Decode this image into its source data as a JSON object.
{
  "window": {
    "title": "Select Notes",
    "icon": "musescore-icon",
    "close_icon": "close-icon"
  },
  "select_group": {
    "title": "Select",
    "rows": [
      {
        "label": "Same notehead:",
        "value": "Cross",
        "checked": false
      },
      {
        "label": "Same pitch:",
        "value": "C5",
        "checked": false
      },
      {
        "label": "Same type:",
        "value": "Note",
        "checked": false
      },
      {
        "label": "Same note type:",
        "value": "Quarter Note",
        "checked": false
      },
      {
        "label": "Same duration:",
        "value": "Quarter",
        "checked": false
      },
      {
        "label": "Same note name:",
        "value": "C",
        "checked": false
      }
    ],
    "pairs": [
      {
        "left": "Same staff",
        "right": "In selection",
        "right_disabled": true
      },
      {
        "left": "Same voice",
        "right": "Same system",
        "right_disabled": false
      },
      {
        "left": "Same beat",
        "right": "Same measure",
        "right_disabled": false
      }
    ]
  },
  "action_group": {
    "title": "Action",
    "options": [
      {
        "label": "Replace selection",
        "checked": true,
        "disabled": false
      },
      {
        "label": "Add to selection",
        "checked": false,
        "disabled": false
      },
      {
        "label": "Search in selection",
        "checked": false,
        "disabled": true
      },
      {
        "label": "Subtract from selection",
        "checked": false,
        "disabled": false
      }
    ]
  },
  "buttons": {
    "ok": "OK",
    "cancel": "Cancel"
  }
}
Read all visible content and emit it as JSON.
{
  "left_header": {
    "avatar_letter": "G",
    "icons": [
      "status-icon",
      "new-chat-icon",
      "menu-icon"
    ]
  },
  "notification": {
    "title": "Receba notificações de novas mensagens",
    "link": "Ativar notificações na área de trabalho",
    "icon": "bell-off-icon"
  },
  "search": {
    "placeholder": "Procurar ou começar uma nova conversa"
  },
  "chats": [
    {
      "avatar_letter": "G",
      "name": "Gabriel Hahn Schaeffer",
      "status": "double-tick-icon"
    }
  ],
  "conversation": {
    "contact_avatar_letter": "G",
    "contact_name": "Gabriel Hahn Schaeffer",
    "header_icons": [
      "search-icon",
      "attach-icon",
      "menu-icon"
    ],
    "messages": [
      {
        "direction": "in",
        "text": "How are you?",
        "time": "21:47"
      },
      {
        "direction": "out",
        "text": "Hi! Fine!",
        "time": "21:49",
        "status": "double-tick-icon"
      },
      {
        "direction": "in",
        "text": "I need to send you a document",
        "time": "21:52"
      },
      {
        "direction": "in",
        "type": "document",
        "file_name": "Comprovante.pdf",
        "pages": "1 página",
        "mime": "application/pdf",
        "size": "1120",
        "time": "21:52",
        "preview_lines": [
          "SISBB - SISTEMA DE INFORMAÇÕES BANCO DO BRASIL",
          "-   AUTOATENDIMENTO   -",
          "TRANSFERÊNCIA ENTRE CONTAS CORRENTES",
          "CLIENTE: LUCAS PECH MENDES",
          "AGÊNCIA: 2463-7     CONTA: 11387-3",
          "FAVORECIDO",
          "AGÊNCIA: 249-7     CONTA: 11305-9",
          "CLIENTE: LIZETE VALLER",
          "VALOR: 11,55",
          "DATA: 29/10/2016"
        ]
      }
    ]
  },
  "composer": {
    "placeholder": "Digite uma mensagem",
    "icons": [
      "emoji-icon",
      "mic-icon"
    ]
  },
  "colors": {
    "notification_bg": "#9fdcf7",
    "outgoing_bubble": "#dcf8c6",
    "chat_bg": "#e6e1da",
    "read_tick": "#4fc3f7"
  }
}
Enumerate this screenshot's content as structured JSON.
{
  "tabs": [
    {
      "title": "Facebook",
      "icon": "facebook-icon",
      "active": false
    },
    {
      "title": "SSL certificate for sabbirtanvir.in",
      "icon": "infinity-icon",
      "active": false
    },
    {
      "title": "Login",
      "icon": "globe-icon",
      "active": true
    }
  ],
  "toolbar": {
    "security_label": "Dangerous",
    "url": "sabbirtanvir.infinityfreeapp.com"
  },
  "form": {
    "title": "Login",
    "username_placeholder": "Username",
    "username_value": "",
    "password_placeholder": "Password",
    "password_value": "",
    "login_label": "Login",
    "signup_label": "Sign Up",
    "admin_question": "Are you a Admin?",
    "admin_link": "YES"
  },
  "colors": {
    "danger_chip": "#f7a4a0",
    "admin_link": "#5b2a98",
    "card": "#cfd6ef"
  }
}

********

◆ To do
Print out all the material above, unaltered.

◆ Response to this exercise
Decode this image into its source data as a JSON object.
{
  "window": {
    "title": "Select Notes",
    "icon": "musescore-icon",
    "close_icon": "close-icon"
  },
  "select_group": {
    "title": "Select",
    "rows": [
      {
        "label": "Same notehead:",
        "value": "Cross",
        "checked": false
      },
      {
        "label": "Same pitch:",
        "value": "C5",
        "checked": false
      },
      {
        "label": "Same type:",
        "value": "Note",
        "checked": false
      },
      {
        "label": "Same note type:",
        "value": "Quarter Note",
        "checked": false
      },
      {
        "label": "Same duration:",
        "value": "Quarter",
        "checked": false
      },
      {
        "label": "Same note name:",
        "value": "C",
        "checked": false
      }
    ],
    "pairs": [
      {
        "left": "Same staff",
        "right": "In selection",
        "right_disabled": true
      },
      {
        "left": "Same voice",
        "right": "Same system",
        "right_disabled": false
      },
      {
        "left": "Same beat",
        "right": "Same measure",
        "right_disabled": false
      }
    ]
  },
  "action_group": {
    "title": "Action",
    "options": [
      {
        "label": "Replace selection",
        "checked": true,
        "disabled": false
      },
      {
        "label": "Add to selection",
        "checked": false,
        "disabled": false
      },
      {
        "label": "Search in selection",
        "checked": false,
        "disabled": true
      },
      {
        "label": "Subtract from selection",
        "checked": false,
        "disabled": false
      }
    ]
  },
  "buttons": {
    "ok": "OK",
    "cancel": "Cancel"
  }
}
Read all visible content and emit it as JSON.
{
  "left_header": {
    "avatar_letter": "G",
    "icons": [
      "status-icon",
      "new-chat-icon",
      "menu-icon"
    ]
  },
  "notification": {
    "title": "Receba notificações de novas mensagens",
    "link": "Ativar notificações na área de trabalho",
    "icon": "bell-off-icon"
  },
  "search": {
    "placeholder": "Procurar ou começar uma nova conversa"
  },
  "chats": [
    {
      "avatar_letter": "G",
      "name": "Gabriel Hahn Schaeffer",
      "status": "double-tick-icon"
    }
  ],
  "conversation": {
    "contact_avatar_letter": "G",
    "contact_name": "Gabriel Hahn Schaeffer",
    "header_icons": [
      "search-icon",
      "attach-icon",
      "menu-icon"
    ],
    "messages": [
      {
        "direction": "in",
        "text": "How are you?",
        "time": "21:47"
      },
      {
        "direction": "out",
        "text": "Hi! Fine!",
        "time": "21:49",
        "status": "double-tick-icon"
      },
      {
        "direction": "in",
        "text": "I need to send you a document",
        "time": "21:52"
      },
      {
        "direction": "in",
        "type": "document",
        "file_name": "Comprovante.pdf",
        "pages": "1 página",
        "mime": "application/pdf",
        "size": "1120",
        "time": "21:52",
        "preview_lines": [
          "SISBB - SISTEMA DE INFORMAÇÕES BANCO DO BRASIL",
          "-   AUTOATENDIMENTO   -",
          "TRANSFERÊNCIA ENTRE CONTAS CORRENTES",
          "CLIENTE: LUCAS PECH MENDES",
          "AGÊNCIA: 2463-7     CONTA: 11387-3",
          "FAVORECIDO",
          "AGÊNCIA: 249-7     CONTA: 11305-9",
          "CLIENTE: LIZETE VALLER",
          "VALOR: 11,55",
          "DATA: 29/10/2016"
        ]
      }
    ]
  },
  "composer": {
    "placeholder": "Digite uma mensagem",
    "icons": [
      "emoji-icon",
      "mic-icon"
    ]
  },
  "colors": {
    "notification_bg": "#9fdcf7",
    "outgoing_bubble": "#dcf8c6",
    "chat_bg": "#e6e1da",
    "read_tick": "#4fc3f7"
  }
}
Enumerate this screenshot's content as structured JSON.
{
  "tabs": [
    {
      "title": "Facebook",
      "icon": "facebook-icon",
      "active": false
    },
    {
      "title": "SSL certificate for sabbirtanvir.in",
      "icon": "infinity-icon",
      "active": false
    },
    {
      "title": "Login",
      "icon": "globe-icon",
      "active": true
    }
  ],
  "toolbar": {
    "security_label": "Dangerous",
    "url": "sabbirtanvir.infinityfreeapp.com"
  },
  "form": {
    "title": "Login",
    "username_placeholder": "Username",
    "username_value": "",
    "password_placeholder": "Password",
    "password_value": "",
    "login_label": "Login",
    "signup_label": "Sign Up",
    "admin_question": "Are you a Admin?",
    "admin_link": "YES"
  },
  "colors": {
    "danger_chip": "#f7a4a0",
    "admin_link": "#5b2a98",
    "card": "#cfd6ef"
  }
}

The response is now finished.